Of all the types of findings a quality auditor can write up in an audit, Document Control Audit Findings are one of the most common. In this day and age, there’s really no excuse for getting a document control audit finding. How can I say that? Continue reading Document Control Audit Findings and How to Eliminate Them
For years, writing policies, procedures and forms has been done in MS-Word. The final document is printed on paper and bound into a manual. If you have ever used a system of paper based binders then you know that this is NOT a simple system. Keeping track of paper revisions, manually signing-off on paper changes, filing the paper changes, ensuring people have read and are using the paper, and of course, retrieving old versions or change pages is not fast, easy and definitely not simple. So what is a policies, procedures and forms document manager to do? Continue reading Policies Procedures–Fast
Here’s a scenario: A new employee has to be trained on a particular procedure. The person who normally conducts the training (the area supervisor) is unexpectedly out of the office for a couple of days, due to illness. You, the Human Resources director, prefer not to have the new employee sitting around while waiting to be trained. They ought to be able to familiarize themselves with the procedure; you believe this will help speed up the training. Continue reading How Do You Train Employees on Procedures?

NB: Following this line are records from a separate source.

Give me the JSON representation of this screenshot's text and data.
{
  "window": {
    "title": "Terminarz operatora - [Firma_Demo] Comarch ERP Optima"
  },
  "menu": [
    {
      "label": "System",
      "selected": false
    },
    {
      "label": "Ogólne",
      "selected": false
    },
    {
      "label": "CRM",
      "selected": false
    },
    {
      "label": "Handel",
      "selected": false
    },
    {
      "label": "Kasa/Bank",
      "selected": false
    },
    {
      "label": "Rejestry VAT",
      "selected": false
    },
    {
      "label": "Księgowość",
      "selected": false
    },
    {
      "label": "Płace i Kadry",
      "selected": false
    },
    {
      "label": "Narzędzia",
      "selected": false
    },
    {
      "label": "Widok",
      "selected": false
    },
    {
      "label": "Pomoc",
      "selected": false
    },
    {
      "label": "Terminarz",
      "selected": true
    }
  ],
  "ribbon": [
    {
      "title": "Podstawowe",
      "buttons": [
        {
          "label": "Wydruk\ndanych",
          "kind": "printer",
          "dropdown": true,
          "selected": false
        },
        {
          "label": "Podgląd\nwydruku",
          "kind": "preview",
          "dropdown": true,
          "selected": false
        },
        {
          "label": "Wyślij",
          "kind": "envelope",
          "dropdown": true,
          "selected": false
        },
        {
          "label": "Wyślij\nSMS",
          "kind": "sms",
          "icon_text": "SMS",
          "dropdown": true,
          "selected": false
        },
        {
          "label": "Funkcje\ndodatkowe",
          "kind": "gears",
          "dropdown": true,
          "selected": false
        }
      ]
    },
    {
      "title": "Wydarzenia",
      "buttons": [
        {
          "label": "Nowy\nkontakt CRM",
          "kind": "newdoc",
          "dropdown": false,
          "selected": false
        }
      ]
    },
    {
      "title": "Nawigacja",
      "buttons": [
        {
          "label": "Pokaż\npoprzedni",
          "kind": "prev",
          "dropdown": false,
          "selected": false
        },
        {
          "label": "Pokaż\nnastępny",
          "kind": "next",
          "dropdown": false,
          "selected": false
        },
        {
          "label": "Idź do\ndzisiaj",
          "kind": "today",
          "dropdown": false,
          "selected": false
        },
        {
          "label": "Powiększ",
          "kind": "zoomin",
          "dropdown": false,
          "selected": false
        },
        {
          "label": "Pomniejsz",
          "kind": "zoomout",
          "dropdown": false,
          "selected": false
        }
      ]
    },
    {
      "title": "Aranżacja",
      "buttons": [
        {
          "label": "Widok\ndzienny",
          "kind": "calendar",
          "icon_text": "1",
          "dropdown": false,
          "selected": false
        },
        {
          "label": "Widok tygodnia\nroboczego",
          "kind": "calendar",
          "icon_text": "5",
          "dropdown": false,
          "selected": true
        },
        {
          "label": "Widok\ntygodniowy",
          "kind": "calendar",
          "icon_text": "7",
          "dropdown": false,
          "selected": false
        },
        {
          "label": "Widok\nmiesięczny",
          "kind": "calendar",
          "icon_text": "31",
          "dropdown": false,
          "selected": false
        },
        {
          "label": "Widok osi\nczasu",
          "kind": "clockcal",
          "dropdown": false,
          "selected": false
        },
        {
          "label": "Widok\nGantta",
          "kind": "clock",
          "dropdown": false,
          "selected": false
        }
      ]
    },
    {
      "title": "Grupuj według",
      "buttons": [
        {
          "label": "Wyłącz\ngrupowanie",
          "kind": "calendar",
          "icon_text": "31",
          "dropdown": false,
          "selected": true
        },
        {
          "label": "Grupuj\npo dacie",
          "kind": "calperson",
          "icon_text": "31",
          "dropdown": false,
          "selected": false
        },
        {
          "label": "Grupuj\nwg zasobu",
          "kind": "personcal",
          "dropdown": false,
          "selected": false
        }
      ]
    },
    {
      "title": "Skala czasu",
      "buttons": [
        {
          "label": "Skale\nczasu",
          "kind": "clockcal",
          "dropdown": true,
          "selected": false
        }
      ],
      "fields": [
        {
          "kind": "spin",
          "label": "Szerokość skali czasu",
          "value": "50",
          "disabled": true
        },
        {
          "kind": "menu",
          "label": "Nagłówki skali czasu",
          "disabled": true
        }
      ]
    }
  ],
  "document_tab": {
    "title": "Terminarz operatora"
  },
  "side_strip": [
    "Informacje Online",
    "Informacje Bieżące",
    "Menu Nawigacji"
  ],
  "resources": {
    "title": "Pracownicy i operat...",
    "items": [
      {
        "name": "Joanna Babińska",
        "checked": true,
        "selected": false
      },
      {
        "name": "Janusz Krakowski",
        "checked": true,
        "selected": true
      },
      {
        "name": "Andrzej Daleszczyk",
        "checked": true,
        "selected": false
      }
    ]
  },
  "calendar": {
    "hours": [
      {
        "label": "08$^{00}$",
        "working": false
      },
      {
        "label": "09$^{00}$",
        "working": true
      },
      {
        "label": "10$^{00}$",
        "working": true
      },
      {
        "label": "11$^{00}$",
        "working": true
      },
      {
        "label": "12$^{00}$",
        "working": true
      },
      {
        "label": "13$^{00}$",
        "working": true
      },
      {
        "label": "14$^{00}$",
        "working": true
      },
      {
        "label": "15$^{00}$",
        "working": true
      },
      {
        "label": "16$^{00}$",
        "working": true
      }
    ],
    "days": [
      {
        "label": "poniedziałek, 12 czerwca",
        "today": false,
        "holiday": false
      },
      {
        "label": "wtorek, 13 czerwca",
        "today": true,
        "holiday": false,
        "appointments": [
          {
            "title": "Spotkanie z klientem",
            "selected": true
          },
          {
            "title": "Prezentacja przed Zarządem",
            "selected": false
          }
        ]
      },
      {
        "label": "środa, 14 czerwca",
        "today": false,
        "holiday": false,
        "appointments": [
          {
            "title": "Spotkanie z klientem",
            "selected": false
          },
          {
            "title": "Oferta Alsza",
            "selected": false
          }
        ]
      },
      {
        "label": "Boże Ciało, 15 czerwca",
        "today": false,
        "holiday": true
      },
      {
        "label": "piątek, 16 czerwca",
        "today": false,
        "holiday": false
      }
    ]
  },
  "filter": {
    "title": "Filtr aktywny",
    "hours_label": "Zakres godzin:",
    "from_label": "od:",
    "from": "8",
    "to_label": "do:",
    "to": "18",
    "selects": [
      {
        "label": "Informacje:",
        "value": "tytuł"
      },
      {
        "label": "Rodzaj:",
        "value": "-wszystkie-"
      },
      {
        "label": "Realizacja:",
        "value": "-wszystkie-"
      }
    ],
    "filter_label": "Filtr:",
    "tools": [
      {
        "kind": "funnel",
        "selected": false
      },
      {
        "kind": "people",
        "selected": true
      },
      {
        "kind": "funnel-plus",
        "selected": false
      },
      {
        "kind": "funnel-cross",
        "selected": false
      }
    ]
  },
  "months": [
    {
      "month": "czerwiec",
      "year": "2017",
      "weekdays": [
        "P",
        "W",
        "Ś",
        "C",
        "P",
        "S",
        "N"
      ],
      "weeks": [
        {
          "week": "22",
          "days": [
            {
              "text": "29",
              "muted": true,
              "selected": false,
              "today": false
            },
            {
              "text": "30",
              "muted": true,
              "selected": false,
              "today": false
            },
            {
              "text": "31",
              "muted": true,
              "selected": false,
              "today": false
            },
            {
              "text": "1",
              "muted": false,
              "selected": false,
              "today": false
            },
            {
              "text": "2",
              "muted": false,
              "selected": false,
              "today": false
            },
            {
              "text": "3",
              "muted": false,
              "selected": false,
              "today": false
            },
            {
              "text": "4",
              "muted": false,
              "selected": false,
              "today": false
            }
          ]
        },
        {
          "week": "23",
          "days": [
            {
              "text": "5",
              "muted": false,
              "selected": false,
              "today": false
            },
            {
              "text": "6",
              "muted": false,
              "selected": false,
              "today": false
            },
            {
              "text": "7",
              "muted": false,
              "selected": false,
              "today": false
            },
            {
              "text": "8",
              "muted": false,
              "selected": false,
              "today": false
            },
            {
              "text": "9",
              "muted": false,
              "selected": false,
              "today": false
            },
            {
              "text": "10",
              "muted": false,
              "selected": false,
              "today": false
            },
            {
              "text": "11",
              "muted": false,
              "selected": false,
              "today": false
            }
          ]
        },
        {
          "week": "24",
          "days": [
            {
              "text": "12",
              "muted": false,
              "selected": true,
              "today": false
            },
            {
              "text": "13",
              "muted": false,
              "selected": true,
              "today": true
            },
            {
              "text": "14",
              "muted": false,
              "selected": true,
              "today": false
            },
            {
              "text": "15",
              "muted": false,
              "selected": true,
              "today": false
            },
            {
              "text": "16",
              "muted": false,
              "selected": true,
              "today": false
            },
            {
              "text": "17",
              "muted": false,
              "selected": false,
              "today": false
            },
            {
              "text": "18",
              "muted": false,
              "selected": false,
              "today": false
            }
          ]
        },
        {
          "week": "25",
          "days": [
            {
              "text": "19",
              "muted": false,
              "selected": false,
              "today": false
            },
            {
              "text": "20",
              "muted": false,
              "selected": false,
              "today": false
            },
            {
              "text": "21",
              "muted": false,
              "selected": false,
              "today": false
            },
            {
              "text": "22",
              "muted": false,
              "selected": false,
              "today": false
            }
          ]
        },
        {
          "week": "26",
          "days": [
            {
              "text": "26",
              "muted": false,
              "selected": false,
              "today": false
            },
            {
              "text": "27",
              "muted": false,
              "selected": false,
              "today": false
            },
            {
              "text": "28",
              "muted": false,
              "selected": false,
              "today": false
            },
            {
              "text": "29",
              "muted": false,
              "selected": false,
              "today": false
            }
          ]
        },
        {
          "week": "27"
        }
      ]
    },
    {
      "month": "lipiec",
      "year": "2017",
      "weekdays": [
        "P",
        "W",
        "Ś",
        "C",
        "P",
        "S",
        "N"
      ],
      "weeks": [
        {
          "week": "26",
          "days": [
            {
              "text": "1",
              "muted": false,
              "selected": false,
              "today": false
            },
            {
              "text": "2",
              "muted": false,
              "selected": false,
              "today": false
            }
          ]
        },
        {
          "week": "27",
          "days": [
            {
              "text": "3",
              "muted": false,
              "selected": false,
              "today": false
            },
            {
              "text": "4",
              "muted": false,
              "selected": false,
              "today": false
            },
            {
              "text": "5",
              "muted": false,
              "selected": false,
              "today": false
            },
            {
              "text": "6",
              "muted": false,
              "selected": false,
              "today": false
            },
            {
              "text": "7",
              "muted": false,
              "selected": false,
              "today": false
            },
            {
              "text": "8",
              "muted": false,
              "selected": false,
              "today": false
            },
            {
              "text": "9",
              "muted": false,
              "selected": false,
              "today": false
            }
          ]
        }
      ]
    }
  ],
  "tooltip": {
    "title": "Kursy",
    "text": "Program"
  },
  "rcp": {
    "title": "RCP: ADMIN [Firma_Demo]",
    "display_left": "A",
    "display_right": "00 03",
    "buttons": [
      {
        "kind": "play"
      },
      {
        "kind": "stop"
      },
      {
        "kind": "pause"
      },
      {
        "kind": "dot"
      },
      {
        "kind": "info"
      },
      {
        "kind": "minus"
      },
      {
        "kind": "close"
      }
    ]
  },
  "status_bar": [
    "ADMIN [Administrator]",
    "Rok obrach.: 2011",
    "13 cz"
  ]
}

Why do we bother documenting processes, tasks, and events? What purpose does documentation serve? And, if we’re going to do it, shouldn’t we do it right? Are there benefits of document management systems? Continue reading What are the Benefits of Document Management Systems?